It is a similar picture when it comes to ethnic diversity among associates and trainees. At associate level the same firms dominate the top four places with Simmons & Simmons at the top of the table with 30 per cent and K&L Gates replacing Paul Hastings as the fifth most diverse with 21 per cent.

At the trainee level it is much the same, although at Flint Bishop 50 per cent of trainees are Asian and 50 per cent white. Otherwise, the proportion of trainees from ethnic minority backgrounds ranges from 33 per cent at Russell-Cooke to 24 per cent at Latham & Watkins, the fifth most diverse firm for ethnic minority trainees.

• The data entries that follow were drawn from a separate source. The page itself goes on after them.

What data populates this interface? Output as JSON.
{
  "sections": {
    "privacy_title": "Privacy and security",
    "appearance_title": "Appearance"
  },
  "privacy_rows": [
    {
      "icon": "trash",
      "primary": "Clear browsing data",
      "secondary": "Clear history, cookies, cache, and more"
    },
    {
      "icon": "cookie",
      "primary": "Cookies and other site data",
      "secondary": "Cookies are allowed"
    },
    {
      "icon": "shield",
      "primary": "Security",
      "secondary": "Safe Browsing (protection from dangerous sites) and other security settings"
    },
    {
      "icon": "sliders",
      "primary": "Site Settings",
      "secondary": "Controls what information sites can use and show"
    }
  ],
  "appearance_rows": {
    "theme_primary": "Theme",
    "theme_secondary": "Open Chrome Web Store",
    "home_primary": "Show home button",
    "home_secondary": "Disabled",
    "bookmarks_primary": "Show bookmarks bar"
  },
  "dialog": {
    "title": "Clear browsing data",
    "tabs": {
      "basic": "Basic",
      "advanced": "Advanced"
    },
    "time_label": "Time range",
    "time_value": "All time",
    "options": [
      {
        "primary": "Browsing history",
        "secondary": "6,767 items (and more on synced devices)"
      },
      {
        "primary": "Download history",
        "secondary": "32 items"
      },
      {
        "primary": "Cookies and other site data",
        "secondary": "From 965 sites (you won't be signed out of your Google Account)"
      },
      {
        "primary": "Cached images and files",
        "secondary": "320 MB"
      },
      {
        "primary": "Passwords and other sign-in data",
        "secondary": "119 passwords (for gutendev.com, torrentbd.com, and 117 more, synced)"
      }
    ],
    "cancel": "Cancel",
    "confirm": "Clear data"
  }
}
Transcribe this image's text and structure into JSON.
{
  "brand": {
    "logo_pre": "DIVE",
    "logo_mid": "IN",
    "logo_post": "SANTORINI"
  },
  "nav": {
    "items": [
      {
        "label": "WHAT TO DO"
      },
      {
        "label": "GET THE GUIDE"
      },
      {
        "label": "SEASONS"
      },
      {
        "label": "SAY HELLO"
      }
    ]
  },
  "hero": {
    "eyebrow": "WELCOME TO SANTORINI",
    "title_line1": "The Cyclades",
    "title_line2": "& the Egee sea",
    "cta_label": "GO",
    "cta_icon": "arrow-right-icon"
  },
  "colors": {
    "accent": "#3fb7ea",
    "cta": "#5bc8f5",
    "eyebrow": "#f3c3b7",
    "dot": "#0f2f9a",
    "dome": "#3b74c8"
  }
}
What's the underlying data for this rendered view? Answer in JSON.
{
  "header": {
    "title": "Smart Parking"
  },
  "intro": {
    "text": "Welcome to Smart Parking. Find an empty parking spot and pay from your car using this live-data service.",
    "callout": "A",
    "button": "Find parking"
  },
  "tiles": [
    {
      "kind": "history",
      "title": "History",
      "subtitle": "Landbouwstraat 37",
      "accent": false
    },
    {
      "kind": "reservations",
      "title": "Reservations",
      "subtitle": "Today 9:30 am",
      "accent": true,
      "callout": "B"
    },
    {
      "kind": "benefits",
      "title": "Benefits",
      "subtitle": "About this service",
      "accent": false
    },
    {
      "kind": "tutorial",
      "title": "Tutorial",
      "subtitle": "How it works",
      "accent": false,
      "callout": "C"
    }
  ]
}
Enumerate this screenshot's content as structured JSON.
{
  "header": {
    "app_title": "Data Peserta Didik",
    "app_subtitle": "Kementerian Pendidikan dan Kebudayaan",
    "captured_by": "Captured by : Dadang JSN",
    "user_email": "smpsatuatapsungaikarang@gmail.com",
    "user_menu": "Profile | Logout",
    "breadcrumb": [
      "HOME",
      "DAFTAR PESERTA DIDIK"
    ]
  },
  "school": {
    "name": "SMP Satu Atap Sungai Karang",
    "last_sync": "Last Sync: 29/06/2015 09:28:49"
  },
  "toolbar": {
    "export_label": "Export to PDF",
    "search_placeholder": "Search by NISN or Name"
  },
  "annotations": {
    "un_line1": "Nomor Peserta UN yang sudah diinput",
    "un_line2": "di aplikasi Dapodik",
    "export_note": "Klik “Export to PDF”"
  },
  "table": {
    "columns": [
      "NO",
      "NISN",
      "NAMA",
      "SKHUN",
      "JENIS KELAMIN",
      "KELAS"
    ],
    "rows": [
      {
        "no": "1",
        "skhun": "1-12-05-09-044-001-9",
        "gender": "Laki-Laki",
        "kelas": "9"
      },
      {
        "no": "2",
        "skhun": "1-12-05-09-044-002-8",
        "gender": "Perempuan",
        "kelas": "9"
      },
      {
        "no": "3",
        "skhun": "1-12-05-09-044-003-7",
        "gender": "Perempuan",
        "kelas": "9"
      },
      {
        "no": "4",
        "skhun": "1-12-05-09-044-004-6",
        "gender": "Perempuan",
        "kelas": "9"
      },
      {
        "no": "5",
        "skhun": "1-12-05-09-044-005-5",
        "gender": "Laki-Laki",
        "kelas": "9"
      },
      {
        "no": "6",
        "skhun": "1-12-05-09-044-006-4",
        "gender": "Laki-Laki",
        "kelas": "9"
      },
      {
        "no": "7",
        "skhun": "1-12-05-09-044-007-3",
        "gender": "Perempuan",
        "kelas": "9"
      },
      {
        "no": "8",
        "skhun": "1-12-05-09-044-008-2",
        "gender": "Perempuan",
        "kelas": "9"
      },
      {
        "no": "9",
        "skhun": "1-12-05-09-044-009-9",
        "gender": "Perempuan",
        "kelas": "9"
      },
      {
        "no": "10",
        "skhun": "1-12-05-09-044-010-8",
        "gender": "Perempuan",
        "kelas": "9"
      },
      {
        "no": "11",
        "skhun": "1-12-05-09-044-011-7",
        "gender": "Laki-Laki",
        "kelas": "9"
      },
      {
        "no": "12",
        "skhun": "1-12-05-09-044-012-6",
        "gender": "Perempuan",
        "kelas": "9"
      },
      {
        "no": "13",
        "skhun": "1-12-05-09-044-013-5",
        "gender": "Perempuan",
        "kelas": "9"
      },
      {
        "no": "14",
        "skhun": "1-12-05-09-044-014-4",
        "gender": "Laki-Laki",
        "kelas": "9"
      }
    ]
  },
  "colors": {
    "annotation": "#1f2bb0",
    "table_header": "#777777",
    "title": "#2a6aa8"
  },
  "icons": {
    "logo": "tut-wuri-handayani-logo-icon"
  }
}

When it comes to female representation at partner level, a couple of firms are nearing a 50/50 male-to-female split. At Winckworth Sherwood 42.5 per cent of partners are women. The figure drops slightly at Withers, whose partnership is 42 per cent female, while women make up 39 per cent of partners at Matthew Arnold & Baldwin and Pannone. At Trowers & Hamlins the figure is 35.

There is a clear rate of drop-off from female trainees and associates through to partner level. “There’s a lot of attrition. You tend to find diversity is like a pyramid,” explained chief researcher on the report Dr Peter Urwin.

“They [law firms] do genuinely seem to be trying to increase diversity within their workforce… They should be concerned about the rate of attrition because it represents a real loss of investment.”

Among female associates, the most diverse firms are Flint Bishop with 75 per cent; Matthew Arnold & Baldwin with 74 per cent; Irwin Mitchell with 71 per cent; Pannone with 69 per cent and Ward Hadaway with 66 per cent.

The firms with the highest proportion of female trainees are Matthew Arnold & Baldwin with 85 per cent; Sidley Austin with 78 per cent; Russell-Cooke with 75 per cent; Irwin Mitchell and Charles Russell with 74 per cent each.

LGB employee numbers at firms ranged from 6 per cent at Paul Hastings to 3 per cent at the 10th most diverse employer, Cleary Gottlieb Steen & Hamilton.

Sarah Gregory, chair of Baker & McKenzie’s London diversity committee, said: “It’s encouraging to see that this year’s diversity league table saw the largest number of firms and barristers’ chambers involved so far. However, it’s clear that the profession still has some way to go. The legal industry could do more in the area of disability and encouraging an environment in which openness about disability is more acceptable.”

Urwin added: “It [the lack of diversity] may not affect [firms] this year or the next but in the long term they’ll suffer some kind of decline in the market. Brands take a very long time to be undermined but it’s a long-term concern if they don’t combat it.”

The survey attempts to gauge both the present situation and the commitment of firms and chambers to enhancing diversity in the near future. Firms are awarded a maximum of 1,000 points as a ‘diversity quotient’, with 50 per cent of this score reflective of rankings in gender and ethnic minority stakes while the other 50 per cent is based on firms’ responses to questions on policy relating to monitoring, leadership and internal strategy, external ‘face’, staff development and support and recruitment, promotion and retention.